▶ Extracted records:
+ + + + +

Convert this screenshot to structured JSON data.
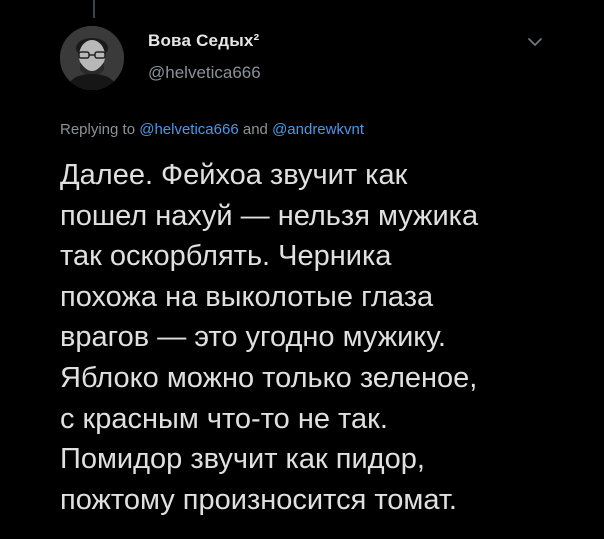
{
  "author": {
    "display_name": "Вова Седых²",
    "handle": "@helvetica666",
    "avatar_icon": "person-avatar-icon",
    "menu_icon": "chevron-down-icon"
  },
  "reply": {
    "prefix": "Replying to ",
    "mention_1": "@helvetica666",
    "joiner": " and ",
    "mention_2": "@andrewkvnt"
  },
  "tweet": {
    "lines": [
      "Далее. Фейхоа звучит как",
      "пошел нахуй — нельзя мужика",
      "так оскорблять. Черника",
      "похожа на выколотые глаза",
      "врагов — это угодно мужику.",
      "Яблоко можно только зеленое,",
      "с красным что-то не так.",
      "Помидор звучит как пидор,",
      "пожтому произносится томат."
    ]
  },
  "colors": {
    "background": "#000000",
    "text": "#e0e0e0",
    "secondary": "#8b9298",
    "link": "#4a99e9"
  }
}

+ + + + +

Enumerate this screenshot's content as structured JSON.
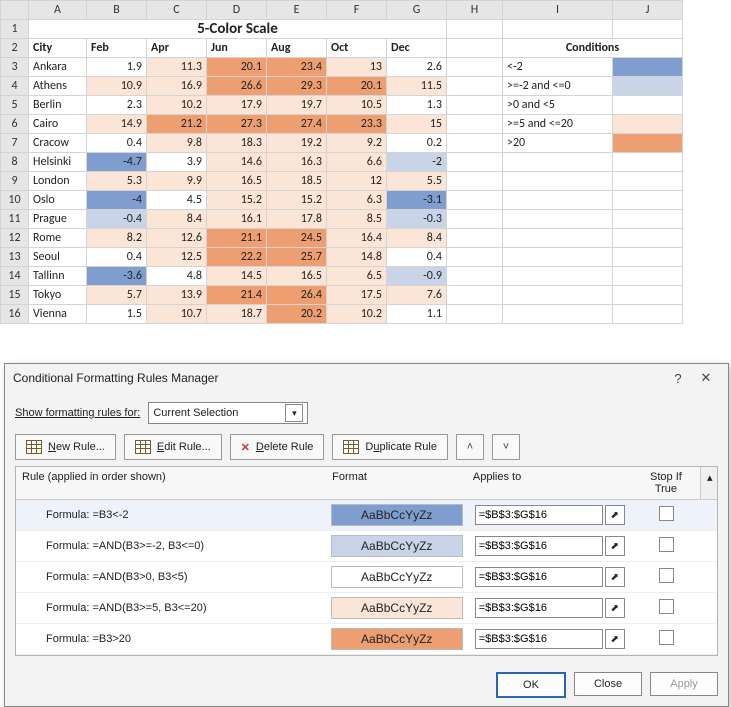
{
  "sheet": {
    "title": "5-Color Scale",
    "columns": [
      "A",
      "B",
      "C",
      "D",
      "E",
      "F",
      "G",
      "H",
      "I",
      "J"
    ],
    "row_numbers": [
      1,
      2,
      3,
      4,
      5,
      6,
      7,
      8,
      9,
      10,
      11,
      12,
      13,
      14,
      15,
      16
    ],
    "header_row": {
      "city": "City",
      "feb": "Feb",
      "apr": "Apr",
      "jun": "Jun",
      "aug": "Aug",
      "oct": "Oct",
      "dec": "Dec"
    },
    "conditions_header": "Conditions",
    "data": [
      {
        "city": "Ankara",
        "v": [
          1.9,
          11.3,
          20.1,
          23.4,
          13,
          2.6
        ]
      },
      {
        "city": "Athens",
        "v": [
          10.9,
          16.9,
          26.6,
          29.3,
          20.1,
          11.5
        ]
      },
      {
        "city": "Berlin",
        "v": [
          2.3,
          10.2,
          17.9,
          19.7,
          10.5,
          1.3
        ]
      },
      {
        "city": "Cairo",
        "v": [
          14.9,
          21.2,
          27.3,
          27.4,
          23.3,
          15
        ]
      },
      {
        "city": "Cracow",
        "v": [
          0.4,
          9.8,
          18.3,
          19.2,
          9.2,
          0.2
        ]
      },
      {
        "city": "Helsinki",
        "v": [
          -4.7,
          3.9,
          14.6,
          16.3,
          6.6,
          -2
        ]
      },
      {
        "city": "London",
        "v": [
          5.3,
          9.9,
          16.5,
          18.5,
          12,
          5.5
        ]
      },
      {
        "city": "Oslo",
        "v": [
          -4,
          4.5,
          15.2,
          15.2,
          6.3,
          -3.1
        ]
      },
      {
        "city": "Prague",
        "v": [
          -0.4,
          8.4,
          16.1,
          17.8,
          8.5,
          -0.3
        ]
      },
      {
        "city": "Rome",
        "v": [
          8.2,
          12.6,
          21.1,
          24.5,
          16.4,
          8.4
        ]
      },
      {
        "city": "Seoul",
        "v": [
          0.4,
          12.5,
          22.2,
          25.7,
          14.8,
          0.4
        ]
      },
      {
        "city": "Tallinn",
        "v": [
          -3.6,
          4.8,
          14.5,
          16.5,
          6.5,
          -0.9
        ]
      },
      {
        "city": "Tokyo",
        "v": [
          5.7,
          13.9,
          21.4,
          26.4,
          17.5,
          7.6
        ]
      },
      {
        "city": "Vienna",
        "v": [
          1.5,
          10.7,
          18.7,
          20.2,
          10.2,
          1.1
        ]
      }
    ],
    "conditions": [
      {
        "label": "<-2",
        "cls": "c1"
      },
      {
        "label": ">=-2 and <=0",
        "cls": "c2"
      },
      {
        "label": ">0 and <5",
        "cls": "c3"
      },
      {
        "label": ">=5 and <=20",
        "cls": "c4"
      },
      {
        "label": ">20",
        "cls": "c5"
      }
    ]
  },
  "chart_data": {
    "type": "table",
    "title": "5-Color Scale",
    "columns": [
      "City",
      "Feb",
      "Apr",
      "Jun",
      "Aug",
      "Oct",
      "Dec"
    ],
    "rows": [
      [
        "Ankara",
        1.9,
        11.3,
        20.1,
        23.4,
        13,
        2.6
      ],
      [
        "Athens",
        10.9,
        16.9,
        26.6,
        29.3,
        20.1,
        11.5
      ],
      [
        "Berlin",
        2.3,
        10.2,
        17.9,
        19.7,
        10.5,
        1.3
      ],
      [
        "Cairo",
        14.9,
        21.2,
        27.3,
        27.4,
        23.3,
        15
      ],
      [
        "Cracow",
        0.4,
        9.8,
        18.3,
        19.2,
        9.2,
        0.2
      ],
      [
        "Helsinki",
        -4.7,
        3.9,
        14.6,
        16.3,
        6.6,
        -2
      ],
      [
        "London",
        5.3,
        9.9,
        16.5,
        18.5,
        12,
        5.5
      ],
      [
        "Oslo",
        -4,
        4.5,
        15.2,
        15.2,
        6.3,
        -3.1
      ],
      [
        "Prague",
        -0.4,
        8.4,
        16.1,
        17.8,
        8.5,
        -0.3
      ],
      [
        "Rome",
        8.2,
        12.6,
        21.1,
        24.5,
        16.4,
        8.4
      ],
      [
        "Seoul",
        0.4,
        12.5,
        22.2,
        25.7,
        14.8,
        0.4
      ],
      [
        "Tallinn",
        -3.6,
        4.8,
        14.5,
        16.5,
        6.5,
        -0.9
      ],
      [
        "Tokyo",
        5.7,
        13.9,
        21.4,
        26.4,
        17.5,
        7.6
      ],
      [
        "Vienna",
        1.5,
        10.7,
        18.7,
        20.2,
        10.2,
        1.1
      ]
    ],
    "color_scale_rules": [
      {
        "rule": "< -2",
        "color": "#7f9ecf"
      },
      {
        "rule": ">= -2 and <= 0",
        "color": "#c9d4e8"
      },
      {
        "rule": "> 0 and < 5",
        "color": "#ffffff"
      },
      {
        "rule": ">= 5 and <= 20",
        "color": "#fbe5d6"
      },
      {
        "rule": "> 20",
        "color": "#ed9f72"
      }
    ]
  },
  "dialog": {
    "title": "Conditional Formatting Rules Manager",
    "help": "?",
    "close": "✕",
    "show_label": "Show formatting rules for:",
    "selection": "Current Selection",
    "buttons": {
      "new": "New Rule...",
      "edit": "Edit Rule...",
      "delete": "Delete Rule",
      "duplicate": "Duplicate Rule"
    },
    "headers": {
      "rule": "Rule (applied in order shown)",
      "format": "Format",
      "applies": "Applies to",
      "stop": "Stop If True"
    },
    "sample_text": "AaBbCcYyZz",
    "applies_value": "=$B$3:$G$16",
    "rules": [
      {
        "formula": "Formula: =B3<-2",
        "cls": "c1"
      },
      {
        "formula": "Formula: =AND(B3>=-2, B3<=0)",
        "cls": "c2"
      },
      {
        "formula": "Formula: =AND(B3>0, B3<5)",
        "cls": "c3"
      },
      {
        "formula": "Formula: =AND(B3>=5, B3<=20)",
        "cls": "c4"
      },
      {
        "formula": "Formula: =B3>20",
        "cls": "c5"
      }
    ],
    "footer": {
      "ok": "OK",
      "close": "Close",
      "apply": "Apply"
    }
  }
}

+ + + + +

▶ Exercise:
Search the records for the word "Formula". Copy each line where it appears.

▶ Solved problem:
        "formula": "Formula: =B3<-2",
        "formula": "Formula: =AND(B3>=-2, B3<=0)",
        "formula": "Formula: =AND(B3>0, B3<5)",
        "formula": "Formula: =AND(B3>=5, B3<=20)",
        "formula": "Formula: =B3>20",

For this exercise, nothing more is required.